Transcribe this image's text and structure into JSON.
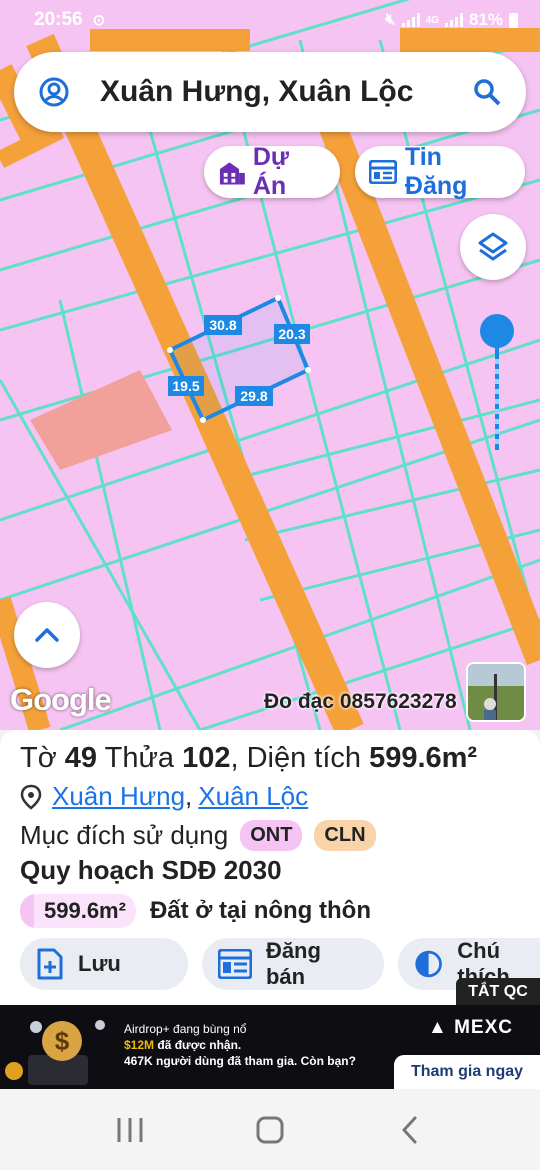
{
  "status_bar": {
    "time": "20:56",
    "network": "4G",
    "battery": "81%"
  },
  "search": {
    "text": "Xuân Hưng, Xuân Lộc"
  },
  "chips": {
    "du_an": "Dự Án",
    "tin_dang": "Tin Đăng"
  },
  "map": {
    "google_logo": "Google",
    "credit": "Đo đạc 0857623278",
    "parcel_edges": [
      "30.8",
      "20.3",
      "29.8",
      "19.5"
    ],
    "colors": {
      "land": "#f6c4f2",
      "road": "#f5a13a",
      "boundary": "#5fe0c8",
      "selection": "#1e88e5",
      "highlight": "#f2a19a"
    }
  },
  "parcel": {
    "to_label": "Tờ",
    "to_value": "49",
    "thua_label": "Thửa",
    "thua_value": "102",
    "dien_tich_label": ", Diện tích",
    "dien_tich_value": "599.6m²",
    "location_ward": "Xuân Hưng",
    "location_sep": ",",
    "location_district": "Xuân Lộc",
    "purpose_label": "Mục đích sử dụng",
    "tags": [
      "ONT",
      "CLN"
    ],
    "plan_title": "Quy hoạch SDĐ 2030",
    "plan_area": "599.6m²",
    "plan_desc": "Đất ở tại nông thôn"
  },
  "actions": {
    "save": "Lưu",
    "post": "Đăng bán",
    "legend": "Chú thích"
  },
  "ad": {
    "close_label": "TẮT QC",
    "line1": "Airdrop+ đang bùng nổ",
    "line2_highlight": "$12M",
    "line2_rest": " đã được nhận.",
    "line3": "467K người dùng đã tham gia. Còn bạn?",
    "brand": "MEXC",
    "cta": "Tham gia ngay"
  }
}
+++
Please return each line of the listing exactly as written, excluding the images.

Transcribe this image's text and structure into JSON.
{
  "status_bar": {
    "time": "20:56",
    "network": "4G",
    "battery": "81%"
  },
  "search": {
    "text": "Xuân Hưng, Xuân Lộc"
  },
  "chips": {
    "du_an": "Dự Án",
    "tin_dang": "Tin Đăng"
  },
  "map": {
    "google_logo": "Google",
    "credit": "Đo đạc 0857623278",
    "parcel_edges": [
      "30.8",
      "20.3",
      "29.8",
      "19.5"
    ],
    "colors": {
      "land": "#f6c4f2",
      "road": "#f5a13a",
      "boundary": "#5fe0c8",
      "selection": "#1e88e5",
      "highlight": "#f2a19a"
    }
  },
  "parcel": {
    "to_label": "Tờ",
    "to_value": "49",
    "thua_label": "Thửa",
    "thua_value": "102",
    "dien_tich_label": ", Diện tích",
    "dien_tich_value": "599.6m²",
    "location_ward": "Xuân Hưng",
    "location_sep": ",",
    "location_district": "Xuân Lộc",
    "purpose_label": "Mục đích sử dụng",
    "tags": [
      "ONT",
      "CLN"
    ],
    "plan_title": "Quy hoạch SDĐ 2030",
    "plan_area": "599.6m²",
    "plan_desc": "Đất ở tại nông thôn"
  },
  "actions": {
    "save": "Lưu",
    "post": "Đăng bán",
    "legend": "Chú thích"
  },
  "ad": {
    "close_label": "TẮT QC",
    "line1": "Airdrop+ đang bùng nổ",
    "line2_highlight": "$12M",
    "line2_rest": " đã được nhận.",
    "line3": "467K người dùng đã tham gia. Còn bạn?",
    "brand": "MEXC",
    "cta": "Tham gia ngay"
  }
}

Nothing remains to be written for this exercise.